The goal of the studies is ultimately to put the research gathered into use, Brugge added.
“Because we are a community-based participatory research project … we are highly motivated to not just publish the research we did but to also translate it into action and into responses that address the problem,” he said. He explained that while the report summarizes the research conducted up to this point, the real focus of the CAFEH project is to use the research and knowledge learned from the studies to create policies and practices that improve near-highway community health.
In May 2014, a charrette-style meeting was held with 30 to 35 architects, urban planners, researchers, policymakers and community members present, according to Brugge. The charrette focused on two sites in Somerville and Chinatown that were chosen because of their proximity to the highway and because of the fact that both locations have recently seen proposals for new community projects: one that focuses on housing in Somerville and one on a school in Chinatown.
“We educated [charrette attendees] first about what we knew about [near-highway ultrafine particle exposure] and also what we knew about possible tactics to address those problems — things like ventilation of buildings, sound walls near highways and placement of buildings father away from the highway rather than closer,” Brugge said. “Then we asked them to use those tactics to come up with a design for each of those locations that would be more protective.”
According to Brugge, developers and architects working on the sites in Somerville and Chinatown have been highly responsive to and supportive of the study’s findings and have taken the findings into consideration for their building projects.
“We’re beginning to spread the word and raise awareness about this issue and engage more people in realizing that it’s a problem that needs to be addressed and having them actually incorporate that knowledge into what they do,” he said.
According to Wig Zamore, a participant in the charrette and founder of the Mystic View Task Force and Somerville Transportation Equity Partnership — both of which are Somerville grassroots groups focused on community development and environmental health — pilot studies on highway pollution characteristics had previously been conducted before the CAFEH report.
Zamore explained that these pilot studies, however, were small and that he wanted to expand their scope by collaborating with Brugge and Tufts.
“We brought many of the primary design study ideas to Tufts with us, which is a little bit unusual for grassroots groups,” he said.
Zamore said that although he knew where he wanted the research to go, his groups did not have the capacity to continue without the support of an institution like Tufts.
“We had done enough research into the literature … to know where we wanted to head with the research, but we certainly didn’t have the academic capacity [to do it ourselves],” he said. “Tufts … has histories of doing research that is community-based and participatory and also [of] doing research in communities in which Tufts has campuses.”
According to John Durant, another participant in the charrette and an associate professor of civil and environmental engineering, the degree of community interest and involvement in the project has been satisfactory. The report focuses on the translation of science into action, he noted.
Zamore also emphasized a desire to see the findings integrated into real-world applications.
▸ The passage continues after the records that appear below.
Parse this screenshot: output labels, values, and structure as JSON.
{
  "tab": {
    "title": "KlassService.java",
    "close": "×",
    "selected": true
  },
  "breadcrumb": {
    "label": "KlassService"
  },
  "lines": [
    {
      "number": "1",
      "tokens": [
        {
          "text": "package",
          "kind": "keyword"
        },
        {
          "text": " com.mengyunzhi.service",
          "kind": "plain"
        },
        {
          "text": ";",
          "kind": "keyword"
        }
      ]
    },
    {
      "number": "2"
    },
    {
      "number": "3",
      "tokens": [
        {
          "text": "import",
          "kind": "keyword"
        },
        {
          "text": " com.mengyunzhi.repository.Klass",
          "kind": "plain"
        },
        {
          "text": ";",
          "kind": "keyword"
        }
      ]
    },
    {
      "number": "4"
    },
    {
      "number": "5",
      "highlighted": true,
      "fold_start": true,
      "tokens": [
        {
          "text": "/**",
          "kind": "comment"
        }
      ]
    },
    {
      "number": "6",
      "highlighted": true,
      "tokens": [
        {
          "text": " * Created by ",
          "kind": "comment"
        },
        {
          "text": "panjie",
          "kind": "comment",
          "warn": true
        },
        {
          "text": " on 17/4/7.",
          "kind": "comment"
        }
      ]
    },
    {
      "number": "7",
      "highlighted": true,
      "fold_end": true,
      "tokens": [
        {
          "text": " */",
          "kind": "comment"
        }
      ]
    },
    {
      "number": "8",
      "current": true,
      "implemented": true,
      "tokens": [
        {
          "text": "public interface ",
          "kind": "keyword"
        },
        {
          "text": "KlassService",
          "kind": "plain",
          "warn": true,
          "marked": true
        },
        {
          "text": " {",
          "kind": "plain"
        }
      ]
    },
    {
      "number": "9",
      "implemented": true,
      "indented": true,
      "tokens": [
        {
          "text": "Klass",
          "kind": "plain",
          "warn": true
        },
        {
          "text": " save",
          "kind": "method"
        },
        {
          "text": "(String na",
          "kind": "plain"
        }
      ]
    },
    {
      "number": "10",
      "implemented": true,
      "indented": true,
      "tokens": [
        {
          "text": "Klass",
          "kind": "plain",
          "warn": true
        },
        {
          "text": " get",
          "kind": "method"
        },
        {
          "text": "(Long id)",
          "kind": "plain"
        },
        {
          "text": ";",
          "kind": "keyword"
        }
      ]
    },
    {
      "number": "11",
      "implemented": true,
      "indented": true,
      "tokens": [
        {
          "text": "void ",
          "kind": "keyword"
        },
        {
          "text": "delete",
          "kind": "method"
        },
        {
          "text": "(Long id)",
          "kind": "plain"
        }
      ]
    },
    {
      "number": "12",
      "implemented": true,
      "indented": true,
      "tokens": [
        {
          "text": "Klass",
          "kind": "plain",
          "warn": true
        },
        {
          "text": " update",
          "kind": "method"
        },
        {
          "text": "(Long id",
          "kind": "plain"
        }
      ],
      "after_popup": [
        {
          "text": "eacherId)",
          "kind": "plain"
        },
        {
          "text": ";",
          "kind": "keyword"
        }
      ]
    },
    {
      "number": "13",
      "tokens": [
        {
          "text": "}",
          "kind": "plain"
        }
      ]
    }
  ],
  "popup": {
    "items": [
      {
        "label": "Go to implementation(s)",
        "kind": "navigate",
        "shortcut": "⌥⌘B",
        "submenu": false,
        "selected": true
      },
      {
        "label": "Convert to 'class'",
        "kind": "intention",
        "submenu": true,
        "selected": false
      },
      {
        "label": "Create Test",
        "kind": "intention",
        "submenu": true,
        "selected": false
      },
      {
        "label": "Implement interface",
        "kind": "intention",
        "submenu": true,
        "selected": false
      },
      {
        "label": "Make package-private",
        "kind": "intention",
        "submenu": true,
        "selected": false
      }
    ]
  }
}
“We started with a concern about the evolution of the community in Somerville and other communities that are similarly situated [at] the intersection of community development and environmental health,” he said. “We did formal environmental health research with [Brugge] and [Durant] and everybody else at Tufts and our other community partners, but now we’re coming back to the physical design side of the community to try to integrate the findings of the environmental health studies into better practices on the ground.”